In the meantime we had the generator looked at as it is sometimes reluctant to start, and Steve helped one of their workers remove the cooker so that we could have new brackets welded to the sides.  It was not until the cooker was ashore in their workshop that they told us they did not have someone who could do the work, and that it would be cheaper to buy a new cooker than buy someone in to do it!  At this point we had no cooker on which to cook and with the generator in pieces we could not even boil a kettle for a cup of tea!
Needless to say we were not best pleased, particularly as it was by then knocking off time on a Friday afternoon.  The generator was at least put back together before the end of the day,and Anne & Michael invited us to eat with them, so we didn't have cold baked beans for supper!
The following morning Steve & Michael set to work and within a couple of hours they had the cooker back in place and gimballing well.  The only thing left to be looked at was the fridge and we were told the yard would look at that on Monday morning.  So over the weekend we took advantage of the marina facilities (at a cost of $11 a head per day), using the laundry, the courtesy car to drive into town for supplies, the lounge with coffee machine and TV, the swimming pool and the barbecue. 
On Sunday morning Nimue set off to head north to Annapolis,and it seemed very strange not to have them on the other end of the VHF Ch 06. We had been sailing in company with them since the British Virgin Islands, and were going to miss them,but we each have plans to meet up with friends in different places.  However, we will no doubt meet up again later in the summer before starting back south again.
On Monday morning we were told the yard was too busy to look at the fridge until Tuesday.  They still could not find the inverter.
This morning we were told they were too busy to look at the fridge until tomorrow and they still had not found the inverter. Enough was enough.  We told them to forget the fridge and get our bill ready for the work done and suggested they needed to adjust it to compensate us $350 for the inverter they had lost.  When we were told that they would not do this, we asked to see the boss.

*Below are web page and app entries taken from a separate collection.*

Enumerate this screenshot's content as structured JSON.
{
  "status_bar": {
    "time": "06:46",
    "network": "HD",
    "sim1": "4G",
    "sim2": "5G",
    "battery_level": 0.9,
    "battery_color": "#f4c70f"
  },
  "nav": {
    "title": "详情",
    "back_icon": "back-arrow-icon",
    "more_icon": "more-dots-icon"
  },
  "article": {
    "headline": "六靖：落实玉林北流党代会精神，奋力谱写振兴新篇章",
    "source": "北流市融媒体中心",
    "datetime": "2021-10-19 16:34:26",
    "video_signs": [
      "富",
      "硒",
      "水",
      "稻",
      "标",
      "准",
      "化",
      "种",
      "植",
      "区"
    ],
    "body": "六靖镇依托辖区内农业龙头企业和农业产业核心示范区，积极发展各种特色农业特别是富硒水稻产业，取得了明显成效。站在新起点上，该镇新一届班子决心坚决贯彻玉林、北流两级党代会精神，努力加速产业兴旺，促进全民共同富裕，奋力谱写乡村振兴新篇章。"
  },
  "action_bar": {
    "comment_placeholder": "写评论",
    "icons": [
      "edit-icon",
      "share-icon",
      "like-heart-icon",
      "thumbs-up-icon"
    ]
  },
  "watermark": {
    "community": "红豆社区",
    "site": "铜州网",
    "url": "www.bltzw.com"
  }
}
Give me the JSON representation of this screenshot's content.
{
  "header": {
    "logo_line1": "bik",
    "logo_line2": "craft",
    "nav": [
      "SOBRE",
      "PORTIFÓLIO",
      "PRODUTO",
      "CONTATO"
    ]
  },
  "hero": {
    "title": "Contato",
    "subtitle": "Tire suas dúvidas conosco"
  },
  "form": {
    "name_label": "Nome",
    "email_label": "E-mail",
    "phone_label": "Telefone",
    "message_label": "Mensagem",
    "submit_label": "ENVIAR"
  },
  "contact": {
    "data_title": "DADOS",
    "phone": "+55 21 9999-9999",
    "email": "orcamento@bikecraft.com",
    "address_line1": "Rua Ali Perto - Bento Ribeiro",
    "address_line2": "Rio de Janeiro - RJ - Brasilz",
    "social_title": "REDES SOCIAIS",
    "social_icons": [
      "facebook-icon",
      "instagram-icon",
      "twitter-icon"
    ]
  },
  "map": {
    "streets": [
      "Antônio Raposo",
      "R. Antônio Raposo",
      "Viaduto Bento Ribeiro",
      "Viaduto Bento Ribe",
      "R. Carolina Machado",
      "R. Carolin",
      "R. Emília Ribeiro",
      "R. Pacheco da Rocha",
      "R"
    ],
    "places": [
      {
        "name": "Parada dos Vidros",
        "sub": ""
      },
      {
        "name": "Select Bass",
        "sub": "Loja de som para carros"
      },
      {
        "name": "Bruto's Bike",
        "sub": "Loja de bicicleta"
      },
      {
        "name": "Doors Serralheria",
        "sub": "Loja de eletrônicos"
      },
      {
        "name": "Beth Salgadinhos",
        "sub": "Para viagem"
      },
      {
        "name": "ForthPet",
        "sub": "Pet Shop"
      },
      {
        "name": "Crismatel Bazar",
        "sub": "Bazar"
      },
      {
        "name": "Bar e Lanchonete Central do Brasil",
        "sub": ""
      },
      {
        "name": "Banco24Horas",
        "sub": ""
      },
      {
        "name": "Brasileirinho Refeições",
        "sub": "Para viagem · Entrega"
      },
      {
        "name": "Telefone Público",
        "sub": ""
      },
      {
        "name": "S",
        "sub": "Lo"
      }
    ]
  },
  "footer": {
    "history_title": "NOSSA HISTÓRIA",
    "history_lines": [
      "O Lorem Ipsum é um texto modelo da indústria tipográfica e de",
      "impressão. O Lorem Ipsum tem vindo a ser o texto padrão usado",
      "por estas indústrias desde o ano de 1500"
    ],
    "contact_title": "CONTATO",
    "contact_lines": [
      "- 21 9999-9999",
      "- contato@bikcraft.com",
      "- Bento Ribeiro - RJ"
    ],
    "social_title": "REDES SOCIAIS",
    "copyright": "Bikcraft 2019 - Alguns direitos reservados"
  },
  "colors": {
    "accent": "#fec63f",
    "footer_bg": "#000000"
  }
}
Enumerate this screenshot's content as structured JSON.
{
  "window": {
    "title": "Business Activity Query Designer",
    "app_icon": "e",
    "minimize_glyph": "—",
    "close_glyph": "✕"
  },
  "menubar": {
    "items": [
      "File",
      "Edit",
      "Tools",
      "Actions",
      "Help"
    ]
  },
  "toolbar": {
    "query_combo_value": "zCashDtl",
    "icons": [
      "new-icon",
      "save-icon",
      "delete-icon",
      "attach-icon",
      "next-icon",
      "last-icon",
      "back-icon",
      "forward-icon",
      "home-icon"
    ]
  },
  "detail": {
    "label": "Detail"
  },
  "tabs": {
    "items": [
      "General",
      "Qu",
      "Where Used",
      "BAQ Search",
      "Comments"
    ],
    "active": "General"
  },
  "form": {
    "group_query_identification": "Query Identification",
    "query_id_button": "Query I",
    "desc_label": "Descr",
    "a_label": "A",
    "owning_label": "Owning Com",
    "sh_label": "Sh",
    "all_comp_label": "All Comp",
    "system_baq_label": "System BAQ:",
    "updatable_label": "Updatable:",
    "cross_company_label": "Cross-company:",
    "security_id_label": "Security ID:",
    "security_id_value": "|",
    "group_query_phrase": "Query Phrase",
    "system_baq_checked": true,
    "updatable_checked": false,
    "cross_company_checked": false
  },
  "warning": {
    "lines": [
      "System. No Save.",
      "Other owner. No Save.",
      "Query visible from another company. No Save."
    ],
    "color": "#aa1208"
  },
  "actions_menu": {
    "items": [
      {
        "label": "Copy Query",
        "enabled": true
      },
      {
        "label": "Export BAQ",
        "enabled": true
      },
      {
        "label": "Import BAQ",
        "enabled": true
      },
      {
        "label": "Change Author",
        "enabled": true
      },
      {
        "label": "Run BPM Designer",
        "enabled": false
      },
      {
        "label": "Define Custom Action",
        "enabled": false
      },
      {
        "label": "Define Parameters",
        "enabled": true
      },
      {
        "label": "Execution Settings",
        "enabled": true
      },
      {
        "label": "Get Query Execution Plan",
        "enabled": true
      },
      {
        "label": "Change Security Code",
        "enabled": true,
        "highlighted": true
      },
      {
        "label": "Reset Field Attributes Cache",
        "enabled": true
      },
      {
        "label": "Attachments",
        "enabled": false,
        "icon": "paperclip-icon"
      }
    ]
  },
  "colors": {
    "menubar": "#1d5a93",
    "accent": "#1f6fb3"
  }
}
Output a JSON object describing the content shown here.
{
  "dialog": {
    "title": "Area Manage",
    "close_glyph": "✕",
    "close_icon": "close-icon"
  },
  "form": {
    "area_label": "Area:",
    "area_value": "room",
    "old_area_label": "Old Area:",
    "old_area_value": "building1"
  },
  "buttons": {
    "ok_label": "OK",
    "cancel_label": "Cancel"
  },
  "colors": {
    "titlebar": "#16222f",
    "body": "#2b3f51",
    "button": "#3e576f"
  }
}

He arrived half an hour later, telling us that he had another meeting in five minutes so we had to be quick.  Needless to say the meeting did not get off to a good start!  However, he agreed that he would waive the bill in light of the lost inverter,and arranged to have someone look at the fridge straight after lunch.  He also offered us the two months storage we had originally booked for later in the summer free of charge.By the end of the day the fridge had been rewired and seems to be working fine.
Later we discovered that the controller for the solar panels had stopped working, but Steve was unable to trace any problem with the wiring, so it must have been a coincidence that it packed up at that time.  The bow thruster had also stopped working when we moved the boat alongside the fuel dock, so although we had fixed three things, we now had two new ones to sort out.  The bow thruster motor runs fine,but does not seem to be turning a propellor, so we assume it has dropped off!  Such is the nature of boats. However, we will move on as planned tomorrow to Reedville, and then on up the Potomac river to Washington DC and sort these problems out at the next opportunity.